══ RECORDS PROVIDED ══

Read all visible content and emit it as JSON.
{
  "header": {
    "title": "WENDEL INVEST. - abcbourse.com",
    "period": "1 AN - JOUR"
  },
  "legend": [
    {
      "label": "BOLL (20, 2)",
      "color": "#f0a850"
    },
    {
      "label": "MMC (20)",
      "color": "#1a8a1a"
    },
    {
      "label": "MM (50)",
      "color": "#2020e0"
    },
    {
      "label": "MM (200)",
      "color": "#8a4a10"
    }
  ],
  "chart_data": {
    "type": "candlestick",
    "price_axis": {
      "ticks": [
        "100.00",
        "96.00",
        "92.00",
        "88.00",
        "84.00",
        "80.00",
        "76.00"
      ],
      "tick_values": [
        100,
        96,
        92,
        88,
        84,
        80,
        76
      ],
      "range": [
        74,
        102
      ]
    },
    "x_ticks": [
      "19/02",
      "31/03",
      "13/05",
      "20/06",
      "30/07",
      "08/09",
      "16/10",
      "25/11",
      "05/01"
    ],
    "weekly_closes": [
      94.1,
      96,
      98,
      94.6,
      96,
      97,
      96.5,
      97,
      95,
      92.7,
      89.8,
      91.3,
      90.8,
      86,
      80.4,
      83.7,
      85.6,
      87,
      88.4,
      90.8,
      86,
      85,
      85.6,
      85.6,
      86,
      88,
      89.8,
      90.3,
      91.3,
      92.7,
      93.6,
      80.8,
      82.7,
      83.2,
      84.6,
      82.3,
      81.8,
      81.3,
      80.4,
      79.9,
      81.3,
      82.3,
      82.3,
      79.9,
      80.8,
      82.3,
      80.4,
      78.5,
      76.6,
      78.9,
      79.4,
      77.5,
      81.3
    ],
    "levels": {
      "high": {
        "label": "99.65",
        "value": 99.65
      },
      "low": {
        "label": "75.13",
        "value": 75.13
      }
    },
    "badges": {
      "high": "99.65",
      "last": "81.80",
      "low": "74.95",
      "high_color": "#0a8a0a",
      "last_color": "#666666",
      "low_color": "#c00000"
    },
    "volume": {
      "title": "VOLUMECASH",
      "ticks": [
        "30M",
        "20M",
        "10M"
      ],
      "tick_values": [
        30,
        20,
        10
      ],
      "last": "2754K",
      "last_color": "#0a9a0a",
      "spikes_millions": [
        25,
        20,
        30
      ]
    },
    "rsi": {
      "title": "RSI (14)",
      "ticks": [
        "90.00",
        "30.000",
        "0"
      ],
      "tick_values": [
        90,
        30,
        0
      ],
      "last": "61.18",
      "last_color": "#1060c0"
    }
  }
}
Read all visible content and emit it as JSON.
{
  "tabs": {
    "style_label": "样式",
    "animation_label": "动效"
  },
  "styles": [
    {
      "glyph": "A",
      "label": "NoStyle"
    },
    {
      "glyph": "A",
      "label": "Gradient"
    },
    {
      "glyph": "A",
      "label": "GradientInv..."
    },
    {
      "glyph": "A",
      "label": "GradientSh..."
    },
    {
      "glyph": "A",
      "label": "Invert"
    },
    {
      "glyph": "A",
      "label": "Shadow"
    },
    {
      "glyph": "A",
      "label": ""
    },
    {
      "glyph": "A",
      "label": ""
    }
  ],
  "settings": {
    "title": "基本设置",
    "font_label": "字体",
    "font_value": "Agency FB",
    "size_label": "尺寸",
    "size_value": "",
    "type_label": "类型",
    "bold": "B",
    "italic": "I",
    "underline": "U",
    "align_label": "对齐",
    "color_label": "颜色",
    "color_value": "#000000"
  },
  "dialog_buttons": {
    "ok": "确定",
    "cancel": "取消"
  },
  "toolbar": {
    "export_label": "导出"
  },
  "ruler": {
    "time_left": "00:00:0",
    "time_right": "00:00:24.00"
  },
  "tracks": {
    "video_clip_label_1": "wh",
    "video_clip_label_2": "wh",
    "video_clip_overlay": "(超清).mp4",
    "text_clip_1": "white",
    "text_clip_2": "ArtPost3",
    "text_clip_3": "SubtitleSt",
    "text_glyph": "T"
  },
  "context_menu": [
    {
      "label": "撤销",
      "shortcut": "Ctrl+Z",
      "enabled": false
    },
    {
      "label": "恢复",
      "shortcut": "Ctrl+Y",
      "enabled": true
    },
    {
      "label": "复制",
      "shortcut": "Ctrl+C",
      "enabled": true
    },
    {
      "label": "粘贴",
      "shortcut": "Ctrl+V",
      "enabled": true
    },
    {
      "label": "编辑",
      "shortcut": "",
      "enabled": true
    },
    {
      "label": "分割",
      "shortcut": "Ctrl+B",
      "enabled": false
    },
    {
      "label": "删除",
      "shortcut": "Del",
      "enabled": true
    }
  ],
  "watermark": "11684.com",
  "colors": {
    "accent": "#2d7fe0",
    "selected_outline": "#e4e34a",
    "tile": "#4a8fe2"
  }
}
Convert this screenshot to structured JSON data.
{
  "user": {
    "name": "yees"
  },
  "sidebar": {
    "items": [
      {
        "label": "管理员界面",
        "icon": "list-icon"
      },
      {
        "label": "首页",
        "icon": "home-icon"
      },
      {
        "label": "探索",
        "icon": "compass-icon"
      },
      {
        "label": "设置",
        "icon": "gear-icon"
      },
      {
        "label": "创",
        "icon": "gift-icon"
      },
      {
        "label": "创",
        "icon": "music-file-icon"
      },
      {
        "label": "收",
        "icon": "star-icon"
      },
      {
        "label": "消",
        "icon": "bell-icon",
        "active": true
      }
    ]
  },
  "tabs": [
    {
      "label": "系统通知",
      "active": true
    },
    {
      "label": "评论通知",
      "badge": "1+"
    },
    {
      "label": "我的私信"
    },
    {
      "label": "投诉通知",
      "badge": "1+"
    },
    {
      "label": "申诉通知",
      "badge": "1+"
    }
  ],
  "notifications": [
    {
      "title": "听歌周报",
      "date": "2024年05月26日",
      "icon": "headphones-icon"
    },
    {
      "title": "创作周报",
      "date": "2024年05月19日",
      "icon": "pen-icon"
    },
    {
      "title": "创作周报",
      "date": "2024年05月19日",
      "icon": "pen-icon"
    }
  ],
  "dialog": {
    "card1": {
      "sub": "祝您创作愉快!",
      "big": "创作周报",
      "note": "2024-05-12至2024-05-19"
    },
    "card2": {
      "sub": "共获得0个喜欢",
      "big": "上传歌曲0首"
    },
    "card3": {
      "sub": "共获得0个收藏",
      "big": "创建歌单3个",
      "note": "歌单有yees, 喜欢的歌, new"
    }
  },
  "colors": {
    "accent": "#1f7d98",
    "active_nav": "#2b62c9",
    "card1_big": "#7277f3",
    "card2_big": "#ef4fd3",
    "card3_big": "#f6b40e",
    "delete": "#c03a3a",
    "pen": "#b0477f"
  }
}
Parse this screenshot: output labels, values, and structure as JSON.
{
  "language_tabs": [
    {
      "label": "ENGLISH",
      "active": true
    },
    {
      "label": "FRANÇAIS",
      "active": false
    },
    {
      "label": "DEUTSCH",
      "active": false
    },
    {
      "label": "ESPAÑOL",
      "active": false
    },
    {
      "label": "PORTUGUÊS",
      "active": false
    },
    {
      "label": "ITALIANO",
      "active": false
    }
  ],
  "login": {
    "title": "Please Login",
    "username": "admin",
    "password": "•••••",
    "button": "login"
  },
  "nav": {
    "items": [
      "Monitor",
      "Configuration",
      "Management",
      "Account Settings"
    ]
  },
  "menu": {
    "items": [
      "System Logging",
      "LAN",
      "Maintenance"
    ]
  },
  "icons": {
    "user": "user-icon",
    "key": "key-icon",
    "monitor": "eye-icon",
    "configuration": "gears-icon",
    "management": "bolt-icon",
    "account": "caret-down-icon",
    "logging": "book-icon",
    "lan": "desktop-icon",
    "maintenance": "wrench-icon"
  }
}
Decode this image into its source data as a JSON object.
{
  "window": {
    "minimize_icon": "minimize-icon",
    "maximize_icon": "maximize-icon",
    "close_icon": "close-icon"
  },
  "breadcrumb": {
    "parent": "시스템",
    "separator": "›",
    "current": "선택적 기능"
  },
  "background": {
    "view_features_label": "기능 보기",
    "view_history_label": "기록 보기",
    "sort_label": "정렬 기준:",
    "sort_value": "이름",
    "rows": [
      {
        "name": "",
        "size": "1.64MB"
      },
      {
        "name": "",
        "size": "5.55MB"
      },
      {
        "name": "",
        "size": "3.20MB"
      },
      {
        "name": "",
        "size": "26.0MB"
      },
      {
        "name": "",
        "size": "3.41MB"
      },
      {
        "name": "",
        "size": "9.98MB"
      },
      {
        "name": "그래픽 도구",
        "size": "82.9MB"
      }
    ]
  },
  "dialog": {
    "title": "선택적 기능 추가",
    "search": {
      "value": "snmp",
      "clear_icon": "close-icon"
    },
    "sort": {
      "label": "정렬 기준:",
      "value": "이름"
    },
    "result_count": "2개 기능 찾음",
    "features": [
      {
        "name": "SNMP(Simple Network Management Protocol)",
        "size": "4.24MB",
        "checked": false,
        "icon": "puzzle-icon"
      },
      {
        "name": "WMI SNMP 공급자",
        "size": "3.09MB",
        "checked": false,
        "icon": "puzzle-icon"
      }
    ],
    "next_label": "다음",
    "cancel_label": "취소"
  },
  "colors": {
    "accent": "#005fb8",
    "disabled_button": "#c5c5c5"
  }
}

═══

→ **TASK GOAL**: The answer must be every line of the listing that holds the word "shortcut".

→ **OUTPUT OF THE EXERCISE**:
      "shortcut": "Ctrl+Z",
      "shortcut": "Ctrl+Y",
      "shortcut": "Ctrl+C",
      "shortcut": "Ctrl+V",
      "shortcut": "",
      "shortcut": "Ctrl+B",
      "shortcut": "Del",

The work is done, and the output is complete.